Myanmar's food often is described as a cultural intersection of the countries with which it shares borders: southern China's delightfully hefty noodles; aromatic curries from northeastern India; fragrant salads from Vietnam
However, as in Thailand or China, food in Myanmar varies considerably by region, to the point that Burmese won't refer to the food from Shan state or Kachin state as Burmese; they'll call it Shan food or Kachin food, respectively. Equating mohinga or tea leaf salad with Burmese food is much like equating the dish pad thai with Thai food. It's a good reference point to the national cuisine, but it doesn't tell the whole story. The reason that Burma changed its name in the first place was because Burma is a reference to the country's largest ethnic group, the Bamar, and the new name – Myanmar – is meant to be more inclusive of the nation's hundreds of other ethnic groups.
Chow is fiercely defensive of the integrity of traditional Burmese dishes, but he also has an air of sturdy practicality, attained while earning a business degree at UC Riverside. If a dish won't sell, it doesn't go on the menu. Chow's stand contrasts with that of Kris Yenbamroong, the chef of another Silver Lake restaurant, Night + Market Song, who stubbornly kept a dish of raw blood soup on the menu for months, despite predictably poor sales. Like Yenbamroong, Chow has become a de facto ambassador for an underappreciated cuisine. Ultimately, your first impressions of it may well depend on a willingness to chew a dish of pig intestine (which is absolutely wonderful, by the way).
The restaurant's salads could be its greatest attraction, arranged with the meticulous detail you'd recognize from Monterey Park. Some of them are noodle-based, like the khao shwe thoke, which is studded with the characteristic Burmese flavors of fried garlic and toasted sesame, and nan gyi thoke, served with chicken and punchy with chili oil. Lahpet thoke, the tea leaf salad that is perhaps Myanmar's most famous dish, is appropriately smoky and crunchy (Chow imports the tea leaves from Myanmar). And the gin thoke, a ginger salad, is so unabashedly good that a picky teenager might reconsider salads as a food group.

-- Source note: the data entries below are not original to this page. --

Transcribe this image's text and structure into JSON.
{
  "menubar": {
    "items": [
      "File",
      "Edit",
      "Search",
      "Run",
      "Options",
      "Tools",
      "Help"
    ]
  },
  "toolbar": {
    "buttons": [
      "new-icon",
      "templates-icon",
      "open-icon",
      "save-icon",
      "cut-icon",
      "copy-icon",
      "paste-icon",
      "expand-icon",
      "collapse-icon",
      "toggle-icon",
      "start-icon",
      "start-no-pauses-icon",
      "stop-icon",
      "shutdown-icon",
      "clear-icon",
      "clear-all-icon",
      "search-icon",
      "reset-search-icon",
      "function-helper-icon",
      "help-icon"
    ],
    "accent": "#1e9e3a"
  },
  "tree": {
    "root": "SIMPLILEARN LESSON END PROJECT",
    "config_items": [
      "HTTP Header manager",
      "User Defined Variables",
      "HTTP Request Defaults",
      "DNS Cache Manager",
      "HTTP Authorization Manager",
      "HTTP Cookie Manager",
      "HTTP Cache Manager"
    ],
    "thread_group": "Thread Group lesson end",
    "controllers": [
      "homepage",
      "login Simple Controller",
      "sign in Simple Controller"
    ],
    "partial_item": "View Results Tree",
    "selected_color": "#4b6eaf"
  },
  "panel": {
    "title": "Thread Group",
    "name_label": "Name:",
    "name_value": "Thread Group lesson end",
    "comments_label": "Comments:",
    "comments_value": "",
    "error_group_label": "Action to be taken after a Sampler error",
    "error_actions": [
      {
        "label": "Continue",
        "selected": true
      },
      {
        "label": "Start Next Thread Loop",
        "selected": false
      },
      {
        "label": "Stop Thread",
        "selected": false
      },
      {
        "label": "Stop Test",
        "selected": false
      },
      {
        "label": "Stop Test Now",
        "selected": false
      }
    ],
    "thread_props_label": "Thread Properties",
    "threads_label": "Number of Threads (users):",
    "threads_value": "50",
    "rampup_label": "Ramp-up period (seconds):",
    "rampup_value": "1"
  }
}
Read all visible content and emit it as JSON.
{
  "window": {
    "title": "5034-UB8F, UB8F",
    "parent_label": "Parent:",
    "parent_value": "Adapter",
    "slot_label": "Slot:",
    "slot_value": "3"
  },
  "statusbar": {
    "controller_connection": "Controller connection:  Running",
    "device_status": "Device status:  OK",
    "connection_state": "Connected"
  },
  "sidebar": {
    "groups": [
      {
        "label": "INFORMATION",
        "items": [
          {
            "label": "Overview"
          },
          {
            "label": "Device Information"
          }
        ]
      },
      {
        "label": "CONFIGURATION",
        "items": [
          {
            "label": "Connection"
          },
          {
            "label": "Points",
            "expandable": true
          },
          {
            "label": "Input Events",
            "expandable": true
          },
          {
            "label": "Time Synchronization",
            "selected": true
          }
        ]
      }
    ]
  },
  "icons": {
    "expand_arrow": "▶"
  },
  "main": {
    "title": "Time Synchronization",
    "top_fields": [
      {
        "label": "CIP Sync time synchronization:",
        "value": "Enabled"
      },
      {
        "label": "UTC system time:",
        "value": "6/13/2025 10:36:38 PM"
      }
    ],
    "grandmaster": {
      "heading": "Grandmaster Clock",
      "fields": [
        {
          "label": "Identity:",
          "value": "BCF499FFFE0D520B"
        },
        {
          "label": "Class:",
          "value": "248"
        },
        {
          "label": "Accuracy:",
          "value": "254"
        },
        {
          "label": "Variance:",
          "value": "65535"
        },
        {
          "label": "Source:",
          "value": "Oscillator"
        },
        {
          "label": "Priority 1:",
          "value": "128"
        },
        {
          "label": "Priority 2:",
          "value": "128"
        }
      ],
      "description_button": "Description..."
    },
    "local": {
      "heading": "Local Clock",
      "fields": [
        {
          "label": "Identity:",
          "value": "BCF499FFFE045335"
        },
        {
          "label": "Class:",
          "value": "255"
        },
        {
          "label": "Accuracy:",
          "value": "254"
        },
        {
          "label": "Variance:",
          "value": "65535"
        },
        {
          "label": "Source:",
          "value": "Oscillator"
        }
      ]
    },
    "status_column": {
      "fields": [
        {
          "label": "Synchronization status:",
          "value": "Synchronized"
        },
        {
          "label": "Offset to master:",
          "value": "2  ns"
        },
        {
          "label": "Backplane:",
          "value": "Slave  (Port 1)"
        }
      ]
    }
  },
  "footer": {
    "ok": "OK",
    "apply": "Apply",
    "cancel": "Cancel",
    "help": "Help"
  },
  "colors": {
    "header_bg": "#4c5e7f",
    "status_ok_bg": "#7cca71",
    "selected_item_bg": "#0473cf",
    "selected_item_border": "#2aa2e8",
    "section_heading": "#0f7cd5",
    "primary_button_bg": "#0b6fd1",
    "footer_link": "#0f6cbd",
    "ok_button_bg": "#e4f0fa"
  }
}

DYM Cafe veterans won't be surprised that Chow put some thought into the design of the restaurant space, which, while small, feels clean, modern and hip. Sure, it's a far cry from the plastic tables and grungy charm that some might consider a more authentic venue for a true Burmese meal, but, like Trillin, you'll ultimately conclude that it doesn't really matter: The food speaks for itself.
DAW YEE MYANMAR CORNER | 2831 Sunset Blvd., Silver Lake | (213) 413-0568 | Mon.-Fri., 5-11 p.m.; Sat., 11 a.m.-11 p.m.; Sun., 11 a.m.-10 p.m. | Entrees $11-$30 | No alcohol | Lot and street parking
Advertising disclosure: We may receive compensation for some of the links in our stories. Thank you for supporting LA Weekly and our advertisers.